Consider this post a PSA on “how to dress for the weather” when embarking on a run.
I’ve always heard to “dress as though it’s 20 degrees warmer” when dressing for a run (though there may be some concessions to that when it’s really, really cold outside). As best as I can understand, the 20 degree rule takes into consideration the fact that you’ll warm up when you’re running, despite the weather conditions. 50 won’t feel like 50; it’ll feel like 70. And ungodly concentrations of humidity can further exacerbate the weather, making 70 with 100% humidity feel a WHOLE lot hotter, probably upper 80s/90+. Some folks will even go so far to assert that you should feel just slightly chilly outside, in your running clothes, before you get movin’.
I know some people are “always cold,” or “always hot,” or something in between, so I guess those anomalies would have to plan accordingly.

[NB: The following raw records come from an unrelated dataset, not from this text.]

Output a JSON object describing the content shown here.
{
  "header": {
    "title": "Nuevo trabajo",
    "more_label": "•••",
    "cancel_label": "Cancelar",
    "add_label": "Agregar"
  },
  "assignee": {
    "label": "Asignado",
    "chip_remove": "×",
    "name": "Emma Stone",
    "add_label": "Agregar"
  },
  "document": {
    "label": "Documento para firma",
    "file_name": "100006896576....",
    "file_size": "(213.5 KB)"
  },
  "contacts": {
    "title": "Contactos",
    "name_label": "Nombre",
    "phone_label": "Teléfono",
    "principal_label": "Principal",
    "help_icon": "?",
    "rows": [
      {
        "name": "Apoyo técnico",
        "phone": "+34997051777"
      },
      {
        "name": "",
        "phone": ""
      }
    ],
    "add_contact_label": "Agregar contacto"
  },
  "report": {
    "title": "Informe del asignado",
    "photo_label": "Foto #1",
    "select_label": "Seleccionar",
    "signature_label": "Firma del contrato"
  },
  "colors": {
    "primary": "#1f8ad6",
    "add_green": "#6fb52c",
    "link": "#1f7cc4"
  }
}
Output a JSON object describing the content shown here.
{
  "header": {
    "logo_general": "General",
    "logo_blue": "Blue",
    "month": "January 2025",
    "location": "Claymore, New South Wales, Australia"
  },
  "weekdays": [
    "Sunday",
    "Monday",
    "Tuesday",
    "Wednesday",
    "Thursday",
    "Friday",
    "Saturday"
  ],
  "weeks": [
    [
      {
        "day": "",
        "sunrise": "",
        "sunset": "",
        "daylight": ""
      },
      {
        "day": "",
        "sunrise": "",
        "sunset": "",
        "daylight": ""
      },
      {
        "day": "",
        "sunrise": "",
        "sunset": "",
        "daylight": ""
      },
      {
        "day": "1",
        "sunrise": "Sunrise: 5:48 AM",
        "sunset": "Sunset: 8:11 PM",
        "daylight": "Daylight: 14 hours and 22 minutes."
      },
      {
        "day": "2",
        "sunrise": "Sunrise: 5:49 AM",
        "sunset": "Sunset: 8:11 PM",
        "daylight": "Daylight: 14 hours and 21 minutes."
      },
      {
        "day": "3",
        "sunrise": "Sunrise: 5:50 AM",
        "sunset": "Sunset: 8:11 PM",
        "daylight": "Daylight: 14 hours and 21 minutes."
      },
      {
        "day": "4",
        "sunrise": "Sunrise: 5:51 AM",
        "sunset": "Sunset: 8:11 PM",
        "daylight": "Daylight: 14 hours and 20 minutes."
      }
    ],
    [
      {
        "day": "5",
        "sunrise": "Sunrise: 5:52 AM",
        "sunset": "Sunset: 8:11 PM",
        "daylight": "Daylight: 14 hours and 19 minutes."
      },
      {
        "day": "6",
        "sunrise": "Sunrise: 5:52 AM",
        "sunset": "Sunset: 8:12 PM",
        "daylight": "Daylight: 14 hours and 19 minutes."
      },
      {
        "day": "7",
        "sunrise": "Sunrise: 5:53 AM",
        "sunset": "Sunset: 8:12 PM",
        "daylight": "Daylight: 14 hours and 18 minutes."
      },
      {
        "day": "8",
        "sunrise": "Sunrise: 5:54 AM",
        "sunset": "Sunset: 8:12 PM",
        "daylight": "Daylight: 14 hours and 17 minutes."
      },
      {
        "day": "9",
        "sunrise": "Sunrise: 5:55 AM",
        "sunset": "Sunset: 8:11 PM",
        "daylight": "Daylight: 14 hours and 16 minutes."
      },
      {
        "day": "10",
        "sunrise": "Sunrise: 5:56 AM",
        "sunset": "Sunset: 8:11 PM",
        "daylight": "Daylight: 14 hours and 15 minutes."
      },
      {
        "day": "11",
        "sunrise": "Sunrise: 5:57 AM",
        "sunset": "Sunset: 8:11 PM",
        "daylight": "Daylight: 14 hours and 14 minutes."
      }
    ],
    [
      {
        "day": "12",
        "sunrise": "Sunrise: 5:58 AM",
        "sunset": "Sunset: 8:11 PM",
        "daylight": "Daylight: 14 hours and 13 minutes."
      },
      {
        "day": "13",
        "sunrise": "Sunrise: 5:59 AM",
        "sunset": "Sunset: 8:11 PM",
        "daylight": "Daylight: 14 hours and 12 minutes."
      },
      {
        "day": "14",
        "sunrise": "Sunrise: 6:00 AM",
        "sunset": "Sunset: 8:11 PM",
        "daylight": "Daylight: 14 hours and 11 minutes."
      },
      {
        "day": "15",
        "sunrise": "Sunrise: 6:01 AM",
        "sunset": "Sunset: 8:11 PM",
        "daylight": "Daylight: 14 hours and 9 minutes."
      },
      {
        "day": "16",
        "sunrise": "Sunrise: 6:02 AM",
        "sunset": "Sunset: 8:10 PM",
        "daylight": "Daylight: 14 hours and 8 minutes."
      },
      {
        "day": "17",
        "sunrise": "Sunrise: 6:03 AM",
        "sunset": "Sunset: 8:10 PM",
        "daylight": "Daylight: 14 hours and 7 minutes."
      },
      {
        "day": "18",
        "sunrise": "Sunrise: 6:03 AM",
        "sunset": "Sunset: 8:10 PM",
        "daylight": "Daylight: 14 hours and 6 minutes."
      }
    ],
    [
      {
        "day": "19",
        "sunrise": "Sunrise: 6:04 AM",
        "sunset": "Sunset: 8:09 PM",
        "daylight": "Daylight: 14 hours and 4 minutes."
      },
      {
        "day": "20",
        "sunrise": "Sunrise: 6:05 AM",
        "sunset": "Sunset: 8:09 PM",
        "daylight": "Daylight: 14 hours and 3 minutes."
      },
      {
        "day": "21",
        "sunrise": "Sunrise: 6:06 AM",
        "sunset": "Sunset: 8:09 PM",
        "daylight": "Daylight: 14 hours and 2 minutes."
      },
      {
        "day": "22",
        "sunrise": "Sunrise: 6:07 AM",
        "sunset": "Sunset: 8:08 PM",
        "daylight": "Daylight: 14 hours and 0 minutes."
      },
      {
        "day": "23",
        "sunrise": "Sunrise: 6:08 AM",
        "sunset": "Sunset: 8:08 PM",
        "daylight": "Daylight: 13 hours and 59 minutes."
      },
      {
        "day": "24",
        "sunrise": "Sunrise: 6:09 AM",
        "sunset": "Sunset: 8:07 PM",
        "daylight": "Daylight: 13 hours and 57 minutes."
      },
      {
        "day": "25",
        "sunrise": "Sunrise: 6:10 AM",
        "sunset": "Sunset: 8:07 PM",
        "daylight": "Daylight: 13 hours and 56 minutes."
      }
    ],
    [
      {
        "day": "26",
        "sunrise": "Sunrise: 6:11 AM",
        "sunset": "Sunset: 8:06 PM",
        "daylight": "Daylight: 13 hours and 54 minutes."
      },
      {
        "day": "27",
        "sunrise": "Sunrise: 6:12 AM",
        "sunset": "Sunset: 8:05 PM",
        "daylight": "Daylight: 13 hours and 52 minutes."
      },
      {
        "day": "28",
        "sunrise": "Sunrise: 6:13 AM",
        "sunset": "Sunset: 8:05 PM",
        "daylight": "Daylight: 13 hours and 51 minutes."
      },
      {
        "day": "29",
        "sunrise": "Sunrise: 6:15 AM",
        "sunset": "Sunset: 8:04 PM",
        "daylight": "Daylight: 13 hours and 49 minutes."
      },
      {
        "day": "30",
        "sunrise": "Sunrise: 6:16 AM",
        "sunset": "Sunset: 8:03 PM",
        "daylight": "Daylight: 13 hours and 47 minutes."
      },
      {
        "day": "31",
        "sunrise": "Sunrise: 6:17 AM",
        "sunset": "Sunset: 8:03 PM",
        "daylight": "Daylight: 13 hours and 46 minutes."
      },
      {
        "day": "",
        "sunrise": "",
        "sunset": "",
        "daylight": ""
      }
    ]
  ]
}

What blew me away at Kenosha, though, was that at the 7 a.m. start, it was already about 60 or so, very sunny, and at times, gusts of wind. In spite of these favorable (if not warm) conditions, I can’t tell you how many athletes I saw donning long-sleeve shirts, gloves, ear-warmers, hats, or long tights—stuff that I wear when it’s closer to <30 outside.
I can’t imagine that Kenosha is much hotter than Chicago, but man… it was weird. And I think what spooked me so much about it was that it reminded me of the 2007 Chicago Marathon (the hot-as-hell year). Despite how warm it was, there were throngs of runners wearing similar cold-weather wear, probably exacerbating their heat-related fatigue. It was not something I wanted to see again. And the weird thing at Kenosha was that the runners (half-marathoners or full) who were wearing tons of clothing weren’t just the folks in the back of the pack, who would be spending more time outside (and thus, subjected to the whims of the weather for a longer period of time). The overdressed folks were a cross-section of both the tortoises and the hares, the halfers and the fulls.
Knowing what to wear when running outside is worthy of care and consideration only because runners have to think about threats such as heat exhaustion, hyperthermia, hypothermia, or heat stroke, among other elements-related or elements-inflicted illnesses.
We all just have to be careful and take all these factors into consideration before trekking out on our daily jaunts.